Since the HITECH Act came into force in 2009, the Department of Health and Human Services’ Office for Civil Rights (OCR) has been publishing data breach summaries on its website. The website lists brief details of the type of data breach experienced by HIPAA-covered entities with information such as the cause of the breach, the devices that were involved, the number of individuals affected and the name of the company that experienced the data breach.
HITECH requires OCR to publish breach summaries; however, this element of HITECH has been criticized recently. While some privacy proponents suggest that the site does not go into enough detail on the breach and provides little useful information for the general public, others claim the permanent listing of breached entities on the site is unfair.
For example, if a covered entity experiences a data breach through no fault of its own, should a permanent record of that breach be listed on the portal? If a system is hacked, even though the covered entity had all appropriate protections in place, or a ransomware incident is experienced as the result of the actions of a single employee, should the breach remain on the portal forever? Rep. Michael Burgess, M.D., R-Texas believes the breach portal listings are “unnecessarily punitive,” and has voiced his concerns at a recent government hearing on cybersecurity.
It was also suggested that this approach may even impede threat sharing, as healthcare organizations may be reluctant to report breaches – ransomware incidents for example – fearing an OCR investigation. Burgess said, “I am interested in pursuing solutions that hold hospital systems accountable for maintaining patient privacy without defaming systems that may fall victim to large-scale ransomware attacks, such as WannaCry.”
HHS Secretary Tom Price has confirmed that he is looking into the issue and is taking the matter seriously. Changes to the breach report list could therefore be made.

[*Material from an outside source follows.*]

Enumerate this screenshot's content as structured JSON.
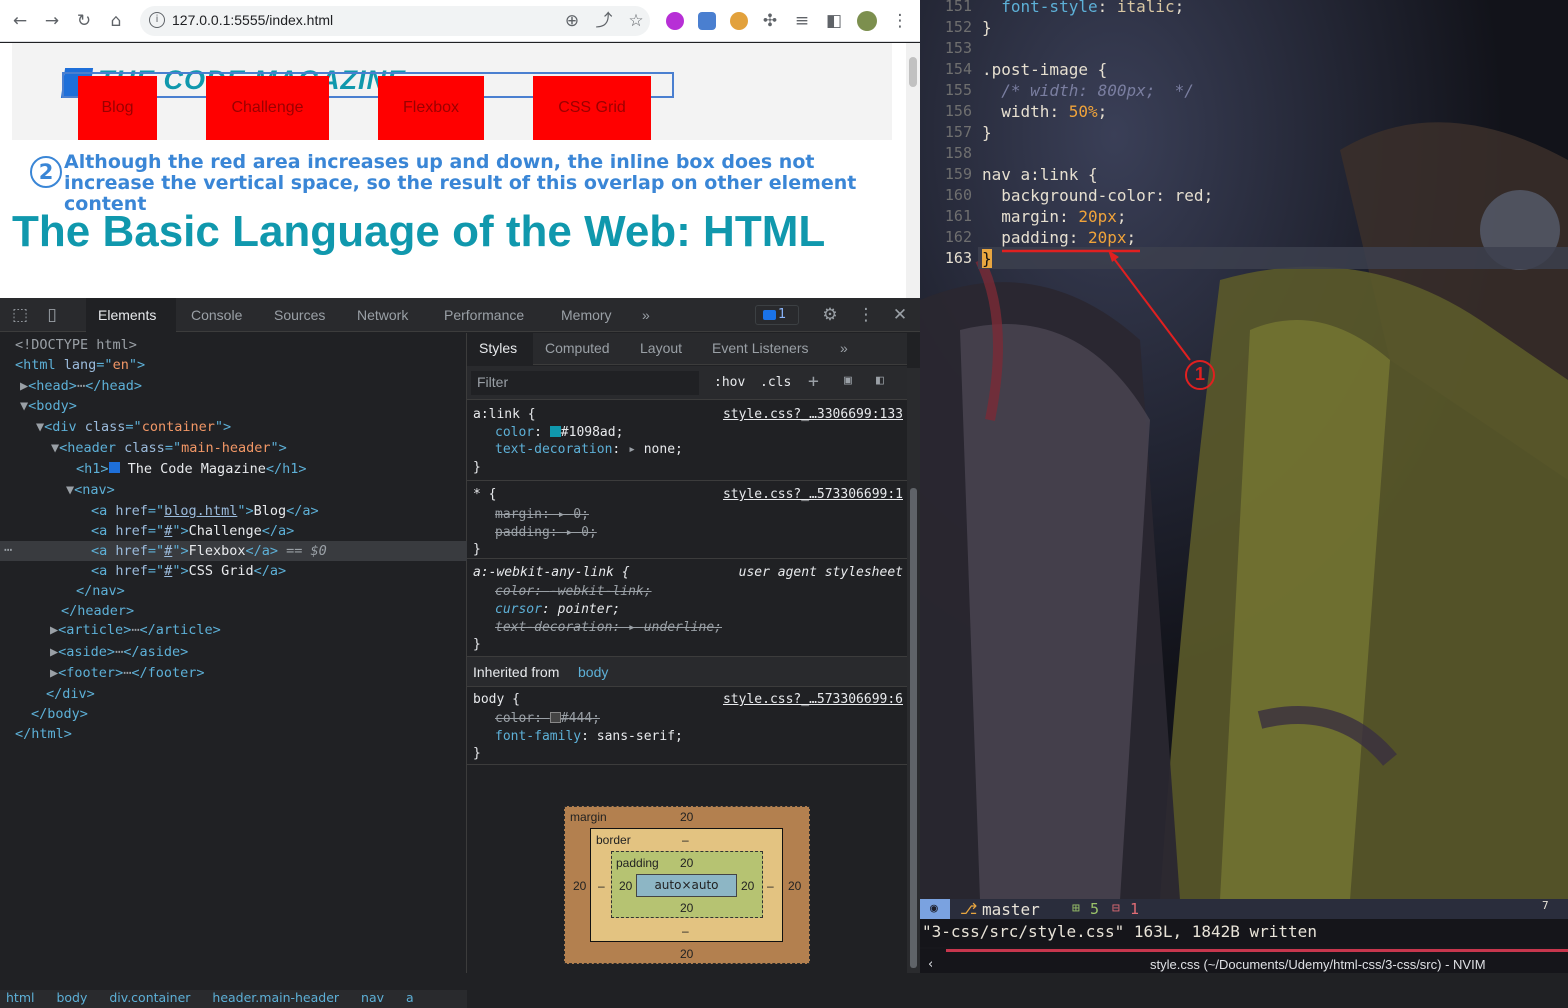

However, since the breach list is a requirement of HITECH, any changes to the breach portal would likely need to the backing of Congress and certainly if the breach portal list were to be scrapped. That said, some changes could be made without approval from Congress, such as changing the length of time that data breaches are displayed on the site. The HHS also has some control over the information posted on the website.
OCR Director Roger Severino explained that “The website provides an important source of information to the public, but we recognize that the format has become stale and can and should be improved.”
The purpose of the list is to keep the public informed about healthcare data breaches, so any limit on the time a breach report is displayed or any reduction in the information listed on the site has potential to undermine that objective.
There are good arguments on both sides and it is therefore likely that some changes will be made. Only time will tell what those changes will be.